I’ve learned to like bagels with just cream cheese.

Toasted bagels with plain cream cheese.

I realize that this morning as I’m making coffee and toasting my bagels. “I’m so American,” I think. My South African dad loved his cream cheese on toast with a big helping of strawberry jam on top. Delicious. A memory I can taste straight out of my childhood.

This morning is Tuesday but it feels like Monday because of the holiday yesterday. I walked the kids to the bus stop and Zoe held my hand the whole way. My shadow. Keeper of my heart.


The boys are so big – it surprises me to go to the store with them. How Jackson will pick out his own socks – always trendy and very long. He could practically wear them as leggings. Labor day has become our thing – the kids and me – because Peter always works. Last year we did the last day of the state fair together. This year we went to Target for new bedding and socks. It was as boring and also as wonderful as it sounds.

The last time I bought them bedding the boys must have been around 5 and had no opinion on the matter. This time was very different. Micah lovingly coaxed a NFL-themed comforter out of me and he can’t stop pointing out to all of us that, “The Lions are there – did you see them?! They’re really there.” He’s a Michigan man to his core and yes, yes, the Detroit Lions are right there wrapped around his tall and gangly dreams every night.

He tells us he’s going to play football and be a farmer in the off season. Who are we to disagree? He’s the child who can accomplish pretty much anything he sets his mind to. He speaks in goal-jammed sentences when his inner Eeyore shuts up for long enough to let him believe it’s all possible.

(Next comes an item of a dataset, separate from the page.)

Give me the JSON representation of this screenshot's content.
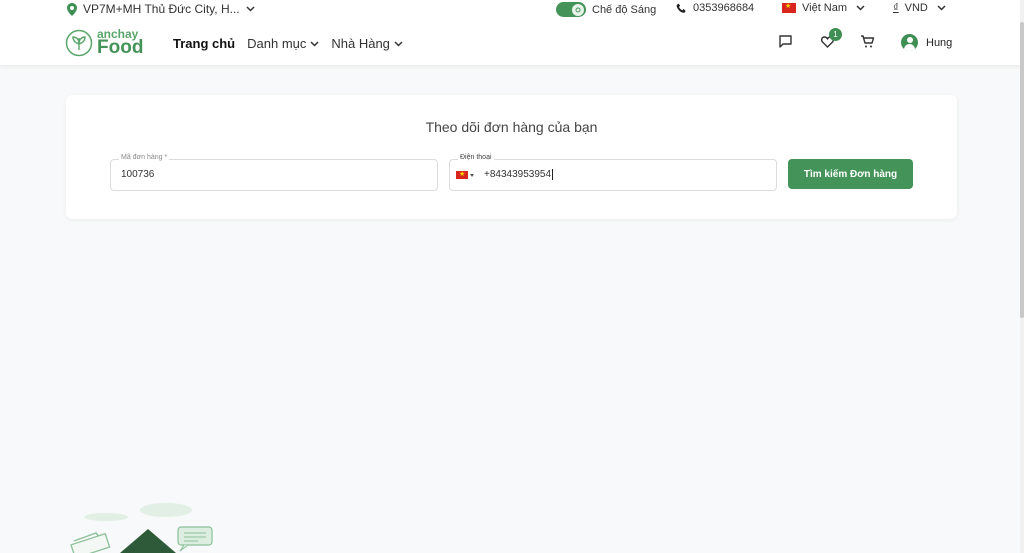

We walk to the bus stop or mix cupcake batter or lie around and watch TV and these are my people. It’s real. I’m really here with them and the air has turned a tangy, shade of crisp and we’re ready for a change in the seasons. My parenting has grown up and all three of my children go to school on the bus now and here I am making coffee and a bagel. It’s so ordinary that I have to pause in the middle of my life to take note of it. How I arrived here at 42 and three semi-independent kids and I get to be part of this family and it’s worth pausing over.

Late Saturday night or maybe it was Sunday morning, Peter said to me across the pillows, “Remember when we had Jackson and Micah and you were pregnant?” And it all came vividly back. We both started laughing. How did we survive it? That’s not a rhetorical question. I remember that tiny rental with its fake wood paneling and the one tiny bathroom and we must have been insane. I realize that one day I better keep my mouth shut when one of my kids tells me they’re pregnant with a third when they can barely afford the first two and they all look like they haven’t slept in years.

We just didn’t know better.

We just kept doing the next thing. Commuting and paying off debt and cleaning the carpet under the dining room table. Again.

You don’t realize then that what you’re doing is so extraordinary. Because everyone around you is doing it too.

You don’t realize until one morning a decade later you’re making coffee and a bagel by yourself and it hits you that you made it to the next level of the game.

You open up the front door wide and let the flies and hints of Autumn drift in and you look around your house and your memory and you’re so grateful that you got here. It’s so fascinating to watch your tiny humans turn into tiny people and you never can tell what they’ll say or love next.

But you get to be in it with them. Not just helping them survive. But walking with them. Unpacking the days and their thoughts and when you go to the food court your boys can stand in line and order all by themselves.

These are the day of miracle and wonder.

Don’t even get me started about it all.